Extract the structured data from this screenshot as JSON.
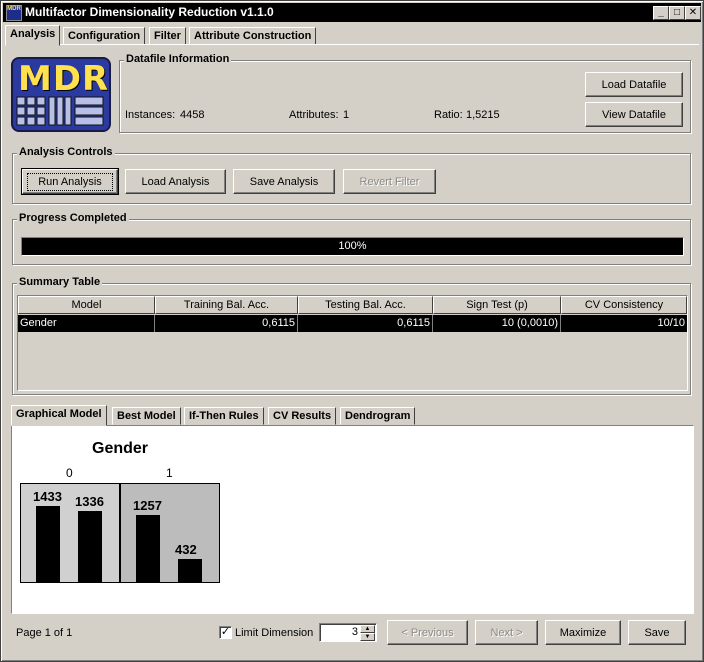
{
  "window": {
    "title": "Multifactor Dimensionality Reduction v1.1.0",
    "app_icon_text": "MDR",
    "minimize": "_",
    "maximize": "□",
    "close": "✕"
  },
  "top_tabs": [
    "Analysis",
    "Configuration",
    "Filter",
    "Attribute Construction"
  ],
  "logo": {
    "text": "MDR",
    "color": "#2b3a9f",
    "accent": "#ffe14d"
  },
  "datafile": {
    "group_title": "Datafile Information",
    "instances_label": "Instances:",
    "instances_value": "4458",
    "attributes_label": "Attributes:",
    "attributes_value": "1",
    "ratio_label": "Ratio:",
    "ratio_value": "1,5215",
    "load_button": "Load Datafile",
    "view_button": "View Datafile"
  },
  "analysis_controls": {
    "group_title": "Analysis Controls",
    "run": "Run Analysis",
    "load": "Load Analysis",
    "save": "Save Analysis",
    "revert": "Revert Filter"
  },
  "progress": {
    "group_title": "Progress Completed",
    "value_text": "100%",
    "fraction": 1.0
  },
  "summary": {
    "group_title": "Summary Table",
    "columns": [
      "Model",
      "Training Bal. Acc.",
      "Testing Bal. Acc.",
      "Sign Test (p)",
      "CV Consistency"
    ],
    "rows": [
      [
        "Gender",
        "0,6115",
        "0,6115",
        "10 (0,0010)",
        "10/10"
      ]
    ]
  },
  "bottom_tabs": [
    "Graphical Model",
    "Best Model",
    "If-Then Rules",
    "CV Results",
    "Dendrogram"
  ],
  "graphical_model": {
    "attribute": "Gender",
    "levels": [
      "0",
      "1"
    ],
    "cells": [
      {
        "level": "0",
        "shade": "#d0d0d0",
        "bars": [
          1433,
          1336
        ]
      },
      {
        "level": "1",
        "shade": "#bcbcbc",
        "bars": [
          1257,
          432
        ]
      }
    ],
    "max_count": 1433
  },
  "footer": {
    "page_text": "Page 1 of 1",
    "limit_label": "Limit Dimension",
    "limit_checked": true,
    "check_mark": "✓",
    "dimension_value": "3",
    "previous": "< Previous",
    "next": "Next >",
    "maximize": "Maximize",
    "save": "Save"
  }
}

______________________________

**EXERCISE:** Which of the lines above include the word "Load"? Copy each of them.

**YOUR SOLUTION:**
    "load_button": "Load Datafile",
    "load": "Load Analysis",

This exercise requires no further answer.